spiny emexSpiny emex

Common name: Spiny emex
Botanical name: Emex australis
Management programme: Progressive Containment

Spiny emex is native to southern Africa. This plant is a major pest in parts of Australia where it is commonly called ‘doublegee’. The new leaves of the plant are edible and recorded as tasting similar to spinach. It is thought to have been brought to New Zealand in fodder imported from Australia in 1883.

Why is it a pest?

  • If present in pasture, the seeds can ulcerate mouths, puncture gut linings and cause ill health in animals that graze it. This can result in the animal having poor milk production, calving ability and general well-being.
  • Seeds have three strong spikes that hitch rides on machinery tyres, footwear and animals hooves and coats, spreading them around effectively. If embedded in hooves, it will eventually cause lameness in the animal.
  • The seeds can become entangled in wool, affecting the end result for production.
  • Health hazard to people as the spikes can break off in the skin and cause infection if not removed. Also quite painful if you have the misfortune to step on or grab a burr.
  • Decreases available pasture for grazing.
  • Contaminates crops and hay.
  • Can make areas unusable for recreational or commercial activities.
  • Seeds can live up to eight years in the soil.

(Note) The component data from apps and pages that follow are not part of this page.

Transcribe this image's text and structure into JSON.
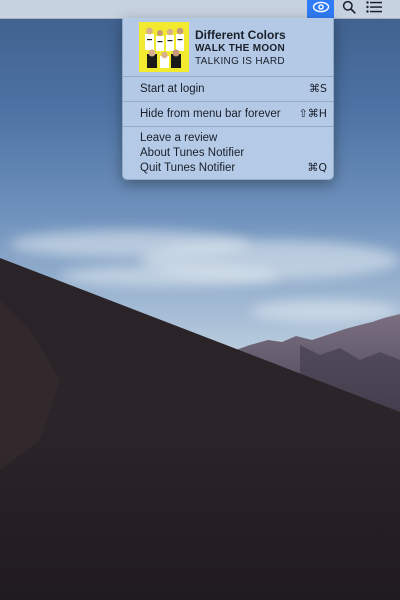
{
  "now_playing": {
    "title": "Different Colors",
    "artist": "WALK THE MOON",
    "album": "TALKING IS HARD",
    "album_art_lettering": "TALKING IS HARD",
    "album_art_color": "#f2ea2e"
  },
  "menu": {
    "items": [
      {
        "label": "Start at login",
        "shortcut": "⌘S"
      },
      {
        "label": "Hide from menu bar forever",
        "shortcut": "⇧⌘H"
      },
      {
        "label": "Leave a review",
        "shortcut": ""
      },
      {
        "label": "About Tunes Notifier",
        "shortcut": ""
      },
      {
        "label": "Quit Tunes Notifier",
        "shortcut": "⌘Q"
      }
    ]
  },
  "menubar": {
    "icons": [
      "eye-icon",
      "search-icon",
      "list-icon"
    ],
    "active_icon": "eye-icon",
    "active_color": "#2f7cf6"
  }
}
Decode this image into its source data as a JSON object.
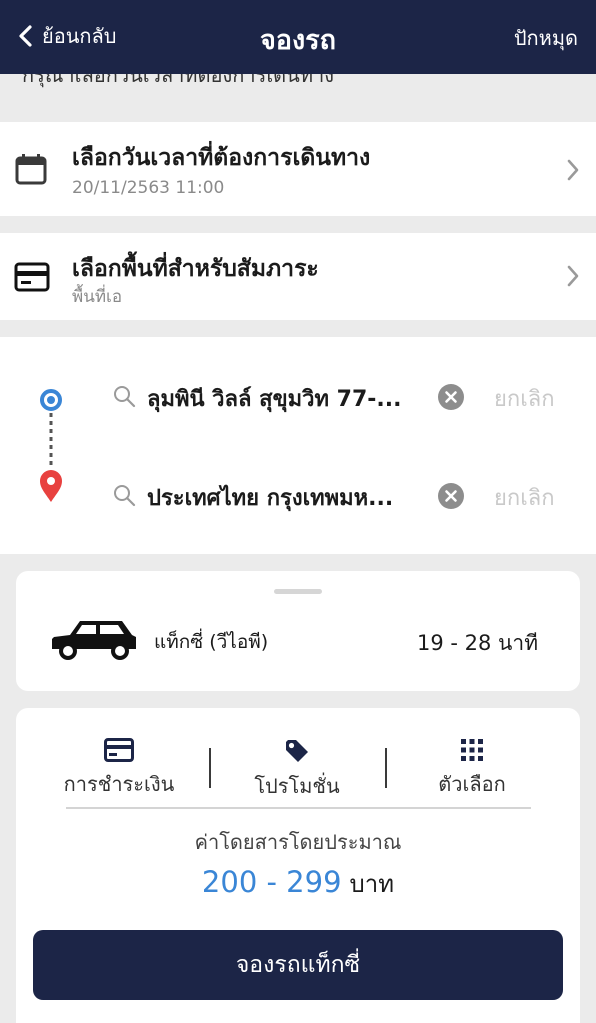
{
  "nav": {
    "back_label": "ย้อนกลับ",
    "title": "จองรถ",
    "pin_label": "ปักหมุด"
  },
  "hint": "กรุณาเลือกวันเวลาที่ต้องการเดินทาง",
  "datetime": {
    "title": "เลือกวันเวลาที่ต้องการเดินทาง",
    "value": "20/11/2563 11:00"
  },
  "luggage": {
    "title": "เลือกพื้นที่สำหรับสัมภาระ",
    "value": "พื้นที่เอ"
  },
  "route": {
    "origin": "ลุมพินี วิลล์ สุขุมวิท 77-...",
    "destination": "ประเทศไทย กรุงเทพมห...",
    "cancel_label": "ยกเลิก"
  },
  "vehicle": {
    "name": "แท็กซี่ (วีไอพี)",
    "eta": "19 - 28  นาที"
  },
  "options": {
    "payment": "การชำระเงิน",
    "promotion": "โปรโมชั่น",
    "more": "ตัวเลือก"
  },
  "fare": {
    "label": "ค่าโดยสารโดยประมาณ",
    "range": "200 - 299",
    "unit": "บาท"
  },
  "book_button": "จองรถแท็กซี่",
  "colors": {
    "navy": "#1c2547",
    "accent_blue": "#3a86d6",
    "origin_marker": "#3a86d6",
    "destination_marker": "#e8413f"
  }
}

Where is it found?

Only found in Maketū within the Bay of Plenty region. It likes the sandy soil of coastal areas but can adapt to a variety of soil types. Can be found in backyards, pasture and areas where soil has been disturbed.

What does it look like?

  • Looks similar to dock plants, except the stems are red and the leaves curl on the edges.
  • Plants can grow up to 1m high but can also grow along the ground, fanning out from the centre tap root.
  • Flowers are very small clusters and pale green-white in colour. They appear in autumn.
  • Seeds are encased in a light green, rubbery case when young and turn brown and harden as they mature.
  • Seeds appear early winter and grow at the base of stems and leaves. They are unique in appearance as you feel them before you see them! The three-spiked seed casing feels like a sharp, hot needle.
  • Dies back over summer months but can regenerate with high rainfall occurrences.

What are the rules?

Progressive Containment

Progressive Containment species are pests which the council aims to prevent from spreading, reduce the distribution, or eradicate within parts of the region over time. Landowners or occupiers are responsible for the control of Progressive Containment species on their property. Council may enforce the control of these pest species.

Note: Council will maintain control and management of wallaby, African feather grass, Asiatic knotweed, alligator weed, feral goats and yellow flag iris. These pests are high risk but will not meet the eradication objective, and do not lend themselves to occupier control responsibilities.

How do you get rid of it?

Control of spiny emex should be done when the plant isn’t in seed. This will help to reduce the seed bank over time.

  • Can dig or grub the plant.
  • Foliar spray – either knapsack, gun and hose or boom - with dockstar.

Continue controlling the plants until the seed bank is exhausted. Sow thick/dense pasture or plantings in place of where plants once where to discourage new growth. All plant and root material should be disposed of at a refuse station in general waste.


CAUTION: When using any herbicide or pesticide, PLEASE READ THE LABEL THOROUGHLY to ensure that all instructions and directions for the purchase, use and storage of the product, are followed and adhered to.

Read more on pest control advice, information and regulations